# Activity
Scan the listing below for the string "icon" and copy each line where it turns up.

**********

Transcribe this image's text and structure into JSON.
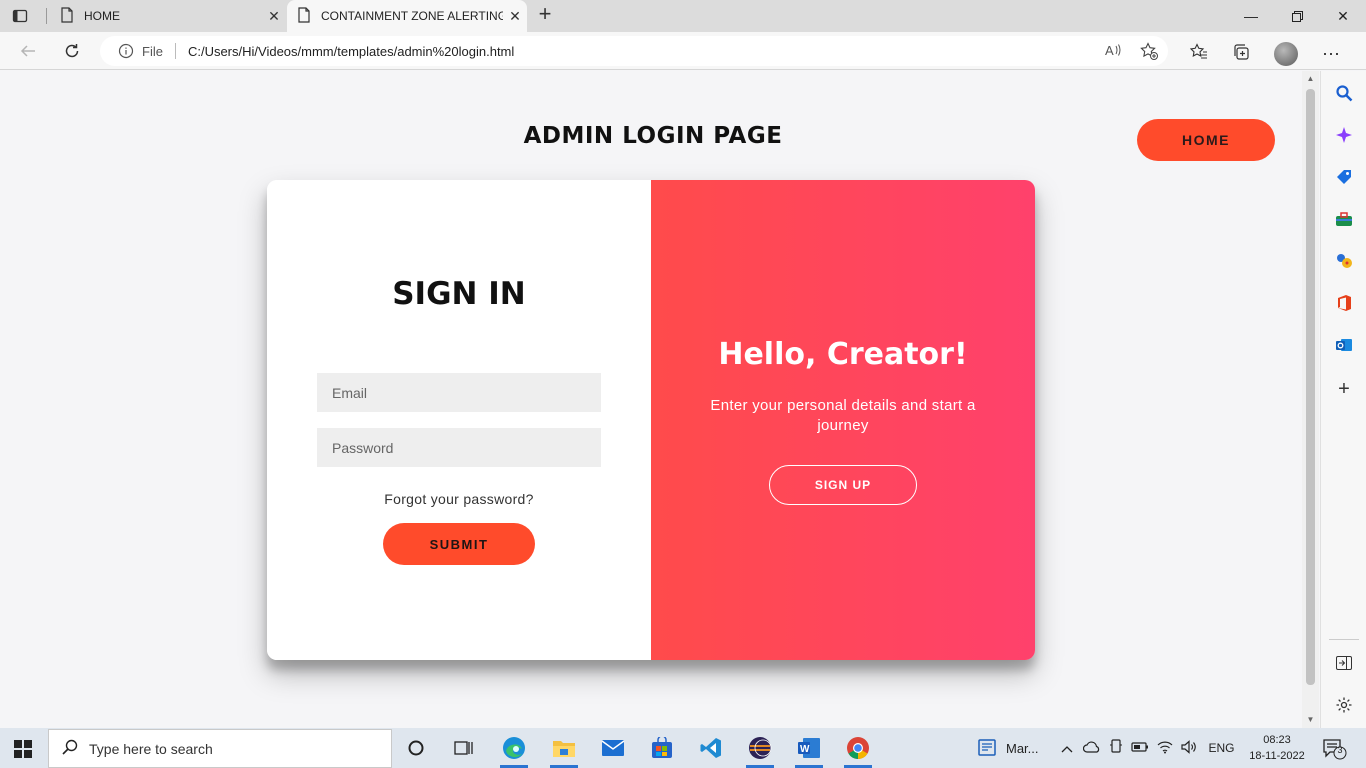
{
  "browser": {
    "tabs": [
      {
        "title": "HOME",
        "active": false
      },
      {
        "title": "CONTAINMENT ZONE ALERTING",
        "active": true
      }
    ],
    "address": {
      "info_label": "File",
      "url": "C:/Users/Hi/Videos/mmm/templates/admin%20login.html"
    }
  },
  "page": {
    "title": "ADMIN LOGIN PAGE",
    "home_button": "HOME",
    "signin": {
      "heading": "SIGN IN",
      "email_placeholder": "Email",
      "password_placeholder": "Password",
      "forgot_link": "Forgot your password?",
      "submit_label": "SUBMIT"
    },
    "overlay": {
      "heading": "Hello, Creator!",
      "text": "Enter your personal details and start a journey",
      "signup_label": "SIGN UP"
    }
  },
  "taskbar": {
    "search_placeholder": "Type here to search",
    "weather_text": "Mar...",
    "language": "ENG",
    "time": "08:23",
    "date": "18-11-2022",
    "notification_count": "3"
  },
  "colors": {
    "accent": "#ff4b2b",
    "gradient_start": "#ff4b4b",
    "gradient_end": "#ff416c"
  }
}
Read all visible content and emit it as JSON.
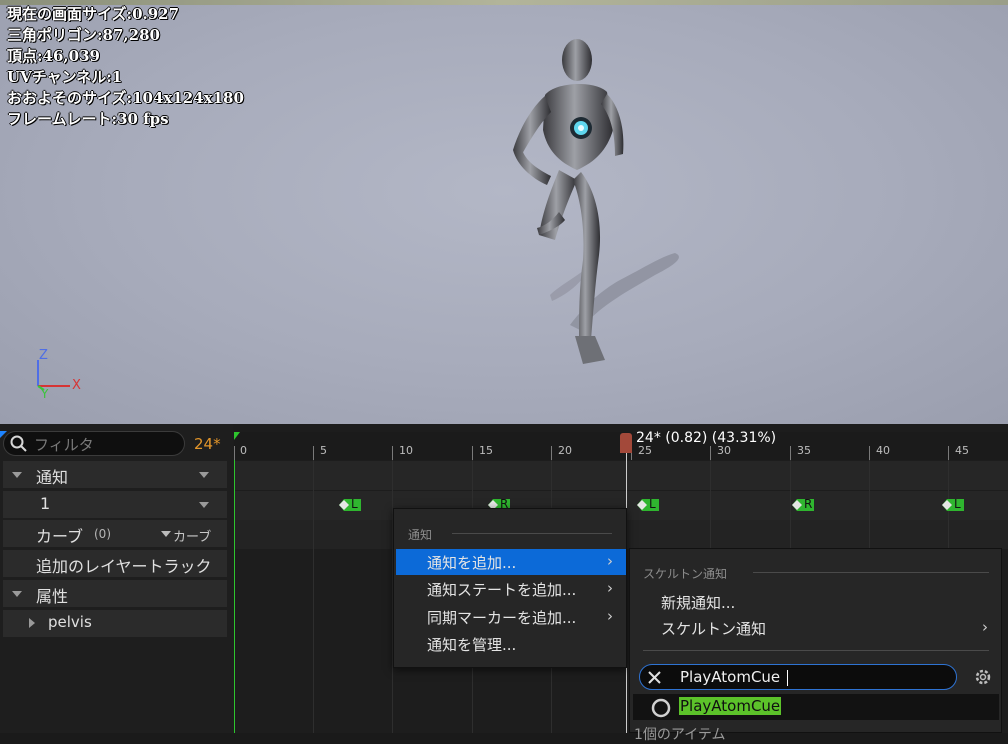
{
  "viewport": {
    "stats": [
      "現在の画面サイズ:0.927",
      "三角ポリゴン:87,280",
      "頂点:46,039",
      "UVチャンネル:1",
      "おおよそのサイズ:104x124x180",
      "フレームレート:30 fps"
    ],
    "axis": {
      "z": "Z",
      "y": "Y",
      "x": "X"
    }
  },
  "left_panel": {
    "filter_placeholder": "フィルタ",
    "frame_indicator": "24*",
    "rows": {
      "notify": "通知",
      "notify_track": "1",
      "curves": "カーブ",
      "curves_count": "(0)",
      "curves_menu": "カーブ",
      "additive_layer": "追加のレイヤートラック",
      "attributes": "属性",
      "pelvis": "pelvis"
    }
  },
  "timeline": {
    "ticks": [
      "0",
      "5",
      "10",
      "15",
      "20",
      "25",
      "30",
      "35",
      "40",
      "45"
    ],
    "playhead_label": "24* (0.82) (43.31%)",
    "markers": [
      "L",
      "R",
      "L",
      "R",
      "L"
    ]
  },
  "context_menu": {
    "header": "通知",
    "items": [
      "通知を追加...",
      "通知ステートを追加...",
      "同期マーカーを追加...",
      "通知を管理..."
    ]
  },
  "submenu": {
    "header": "スケルトン通知",
    "new_notify": "新規通知...",
    "skeleton_notify": "スケルトン通知",
    "search_value": "PlayAtomCue",
    "result": "PlayAtomCue",
    "count_text": "1個のアイテム"
  },
  "colors": {
    "accent": "#0c6ad8",
    "marker": "#2fb52f",
    "highlight": "#5cc22a",
    "playhead": "#a3493a"
  }
}
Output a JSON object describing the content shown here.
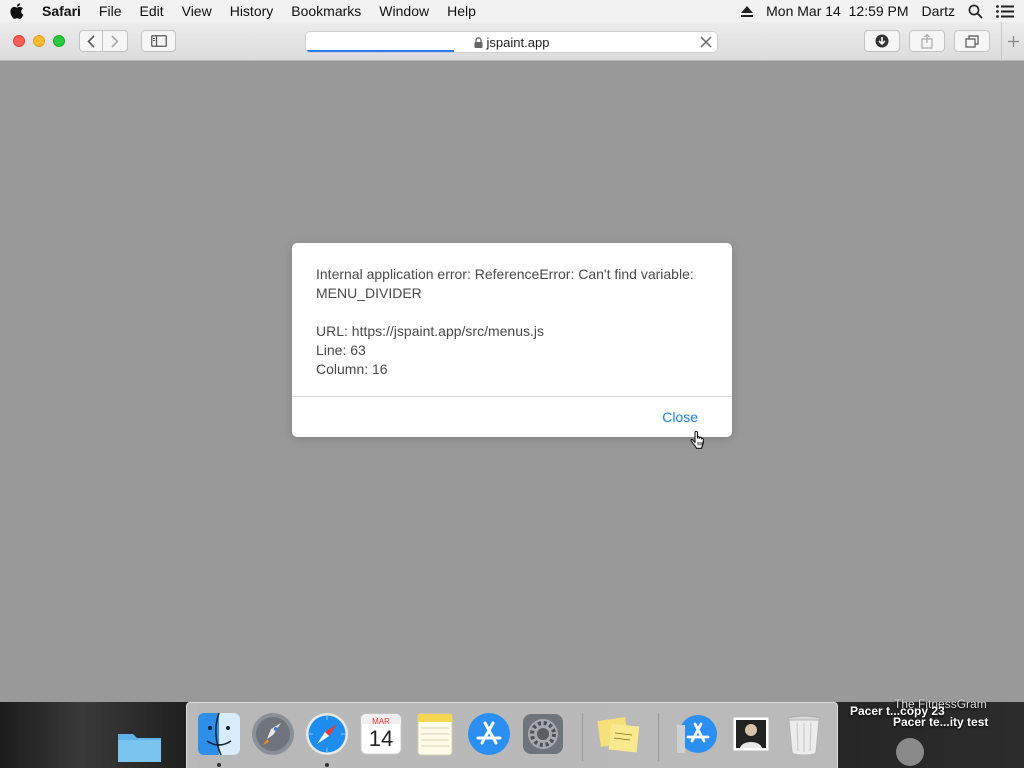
{
  "menubar": {
    "app_name": "Safari",
    "items": [
      "File",
      "Edit",
      "View",
      "History",
      "Bookmarks",
      "Window",
      "Help"
    ],
    "datetime": "Mon Mar 14  12:59 PM",
    "user": "Dartz"
  },
  "browser": {
    "url": "jspaint.app",
    "page_load_progress": 0.36
  },
  "dialog": {
    "error_line1": "Internal application error: ReferenceError: Can't find variable:",
    "error_line2": "MENU_DIVIDER",
    "url_line": "URL: https://jspaint.app/src/menus.js",
    "line_line": "Line: 63",
    "column_line": "Column: 16",
    "close_label": "Close"
  },
  "dock": {
    "calendar_month": "MAR",
    "calendar_day": "14",
    "running_apps": [
      "Finder",
      "Safari"
    ]
  },
  "desktop": {
    "label_top": "The FitnessGram",
    "label_top2": "Pacer t...copy 23",
    "label_bottom": "Pacer te...ity test"
  },
  "colors": {
    "accent": "#1a7fe0",
    "page_background": "#999999"
  }
}
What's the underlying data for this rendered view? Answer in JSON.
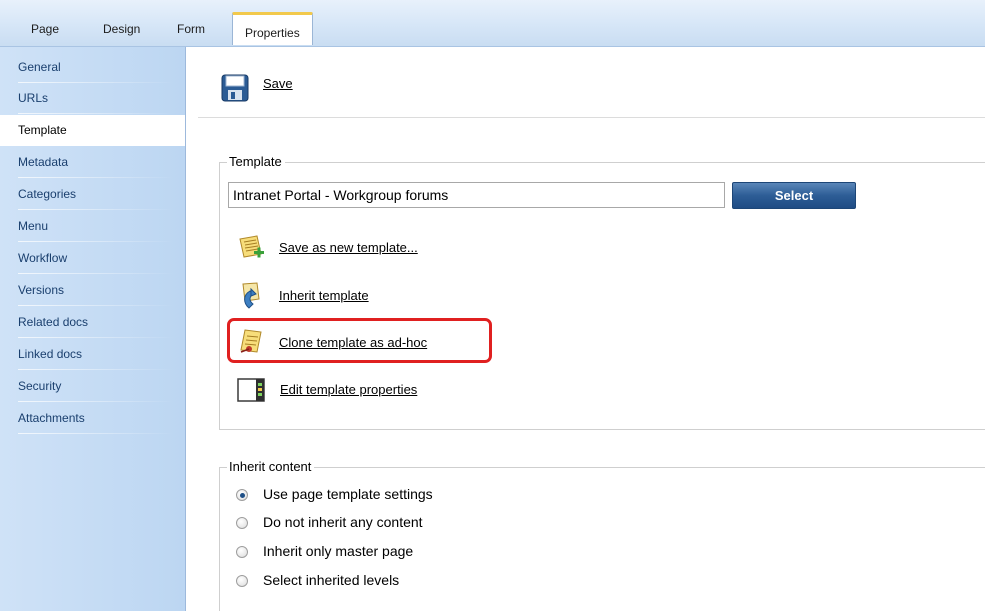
{
  "tabs": [
    {
      "label": "Page",
      "active": false
    },
    {
      "label": "Design",
      "active": false
    },
    {
      "label": "Form",
      "active": false
    },
    {
      "label": "Properties",
      "active": true
    }
  ],
  "sidebar": {
    "items": [
      {
        "label": "General"
      },
      {
        "label": "URLs"
      },
      {
        "label": "Template",
        "active": true
      },
      {
        "label": "Metadata"
      },
      {
        "label": "Categories"
      },
      {
        "label": "Menu"
      },
      {
        "label": "Workflow"
      },
      {
        "label": "Versions"
      },
      {
        "label": "Related docs"
      },
      {
        "label": "Linked docs"
      },
      {
        "label": "Security"
      },
      {
        "label": "Attachments"
      }
    ]
  },
  "toolbar": {
    "save_label": "Save",
    "save_icon": "floppy-disk-icon"
  },
  "template_group": {
    "legend": "Template",
    "value": "Intranet Portal - Workgroup forums",
    "select_label": "Select",
    "actions": [
      {
        "label": "Save as new template...",
        "icon": "new-template-icon"
      },
      {
        "label": "Inherit template",
        "icon": "inherit-template-icon"
      },
      {
        "label": "Clone template as ad-hoc",
        "icon": "clone-template-icon",
        "highlighted": true
      },
      {
        "label": "Edit template properties",
        "icon": "edit-properties-icon"
      }
    ]
  },
  "inherit_group": {
    "legend": "Inherit content",
    "options": [
      {
        "label": "Use page template settings",
        "checked": true
      },
      {
        "label": "Do not inherit any content",
        "checked": false
      },
      {
        "label": "Inherit only master page",
        "checked": false
      },
      {
        "label": "Select inherited levels",
        "checked": false
      }
    ]
  },
  "colors": {
    "accent": "#2d5d96",
    "highlight": "#e02020",
    "sidebar": "#c6dcf4",
    "active_tab_top": "#f2c94c"
  }
}
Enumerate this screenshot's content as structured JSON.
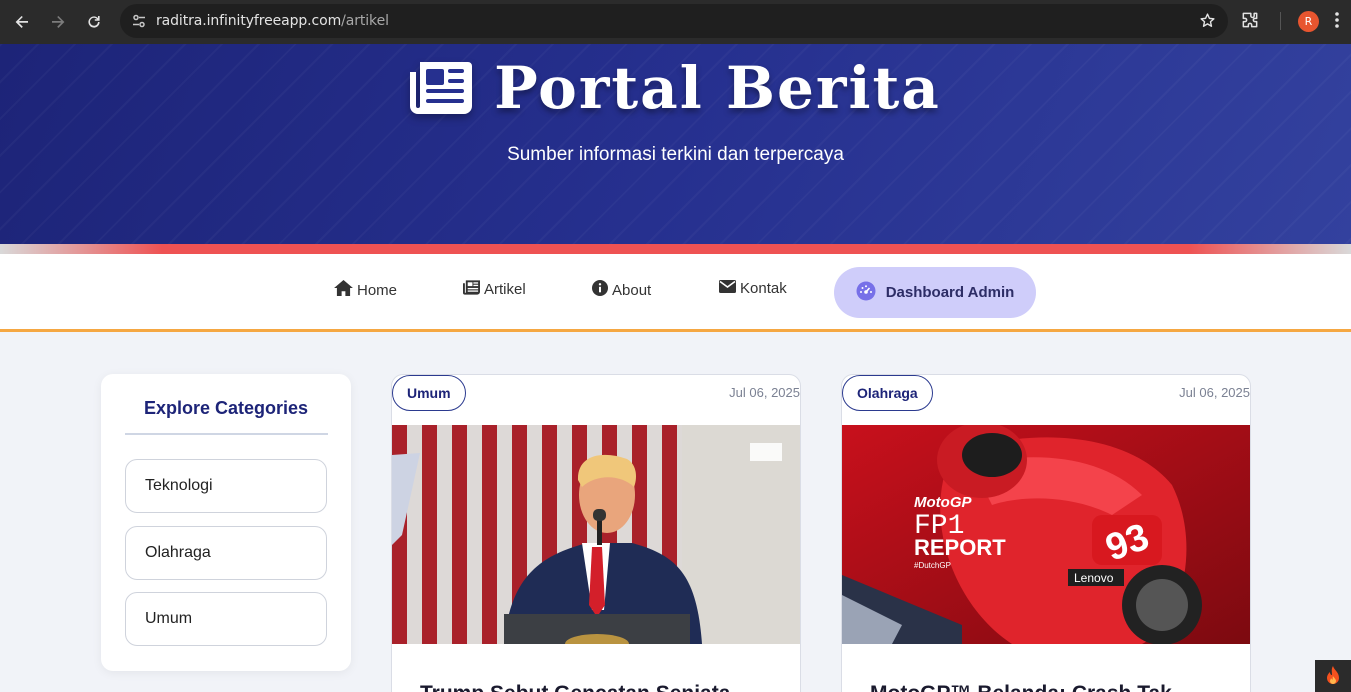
{
  "browser": {
    "url_host": "raditra.infinityfreeapp.com",
    "url_path": "/artikel",
    "profile_initial": "R"
  },
  "header": {
    "title": "Portal Berita",
    "tagline": "Sumber informasi terkini dan terpercaya",
    "icon": "newspaper-icon"
  },
  "nav": {
    "items": [
      {
        "label": "Home",
        "icon": "home-icon"
      },
      {
        "label": "Artikel",
        "icon": "newspaper-icon"
      },
      {
        "label": "About",
        "icon": "info-circle-icon"
      },
      {
        "label": "Kontak",
        "icon": "envelope-icon"
      }
    ],
    "dashboard_label": "Dashboard Admin",
    "dashboard_icon": "gauge-icon"
  },
  "sidebar": {
    "title": "Explore Categories",
    "categories": [
      "Teknologi",
      "Olahraga",
      "Umum"
    ]
  },
  "articles": [
    {
      "category": "Umum",
      "date": "Jul 06, 2025",
      "title": "Trump Sebut Gencatan Senjata"
    },
    {
      "category": "Olahraga",
      "date": "Jul 06, 2025",
      "title": "MotoGP™ Belanda: Crash Tak"
    }
  ],
  "colors": {
    "header_bg": "#26308f",
    "accent_strip": "#ee5253",
    "nav_border": "#f5a742",
    "dashboard_bg": "#cfcdfa",
    "brand_dark": "#1d2478"
  }
}
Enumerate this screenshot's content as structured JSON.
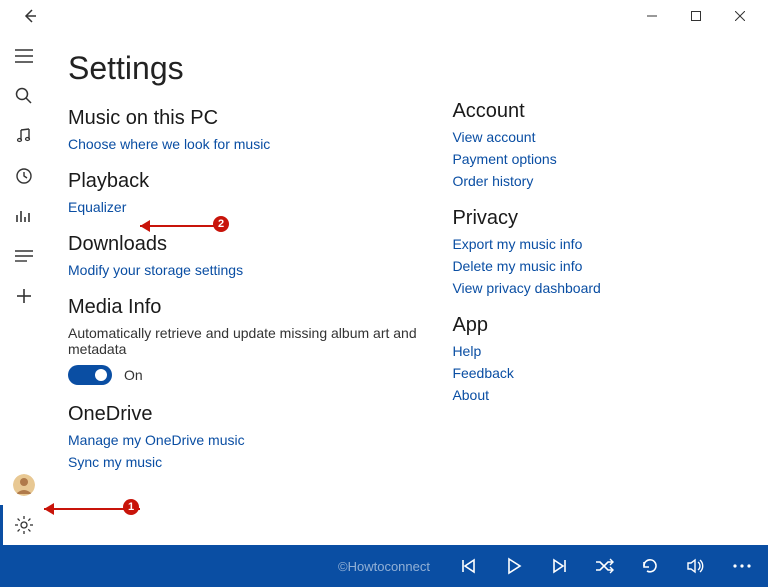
{
  "window": {
    "min": "—",
    "max": "▢",
    "close": "✕"
  },
  "page_title": "Settings",
  "left_sections": {
    "music_pc": {
      "heading": "Music on this PC",
      "choose_link": "Choose where we look for music"
    },
    "playback": {
      "heading": "Playback",
      "equalizer_link": "Equalizer"
    },
    "downloads": {
      "heading": "Downloads",
      "modify_link": "Modify your storage settings"
    },
    "media_info": {
      "heading": "Media Info",
      "desc": "Automatically retrieve and update missing album art and metadata",
      "toggle_label": "On"
    },
    "onedrive": {
      "heading": "OneDrive",
      "manage_link": "Manage my OneDrive music",
      "sync_link": "Sync my music"
    }
  },
  "right_sections": {
    "account": {
      "heading": "Account",
      "view_account": "View account",
      "payment_options": "Payment options",
      "order_history": "Order history"
    },
    "privacy": {
      "heading": "Privacy",
      "export_info": "Export my music info",
      "delete_info": "Delete my music info",
      "view_dashboard": "View privacy dashboard"
    },
    "app": {
      "heading": "App",
      "help": "Help",
      "feedback": "Feedback",
      "about": "About"
    }
  },
  "annotations": {
    "badge1": "1",
    "badge2": "2"
  },
  "watermark": "©Howtoconnect"
}
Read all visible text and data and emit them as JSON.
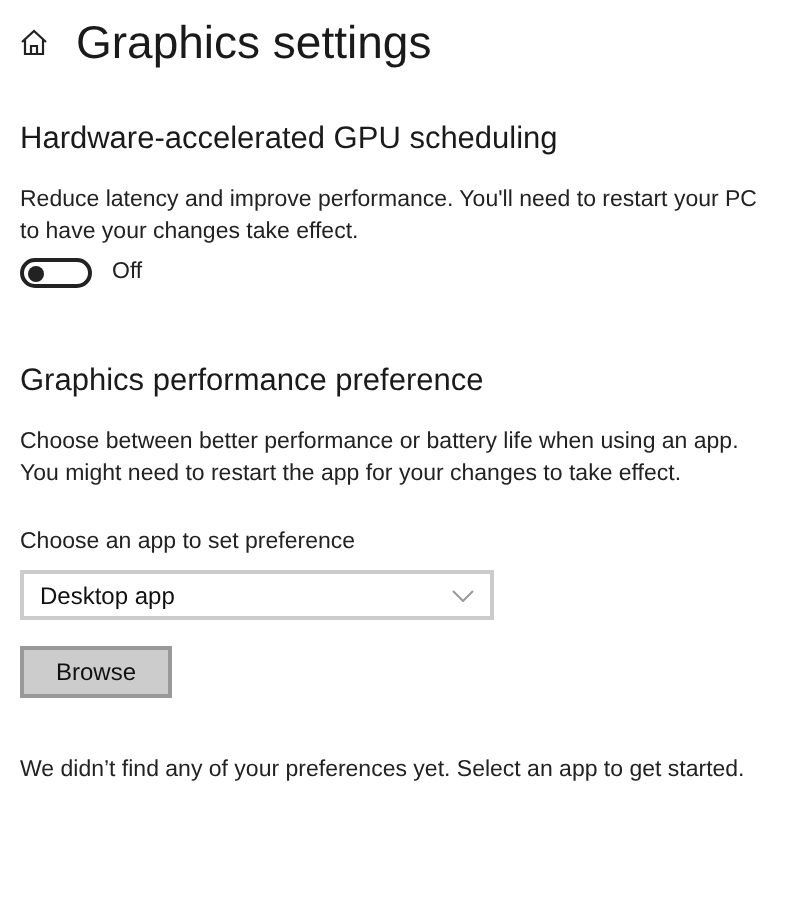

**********

# Your response
    "save_icon": "floppy-disk-icon"
        "icon": "new-template-icon"
        "icon": "inherit-template-icon"
        "icon": "clone-template-icon",
        "icon": "edit-properties-icon"
    "icon": "newspaper-icon"
        "icon": "home-icon"
        "icon": "newspaper-icon"
        "icon": "info-circle-icon"
        "icon": "envelope-icon"
    "dashboard_icon": "gauge-icon"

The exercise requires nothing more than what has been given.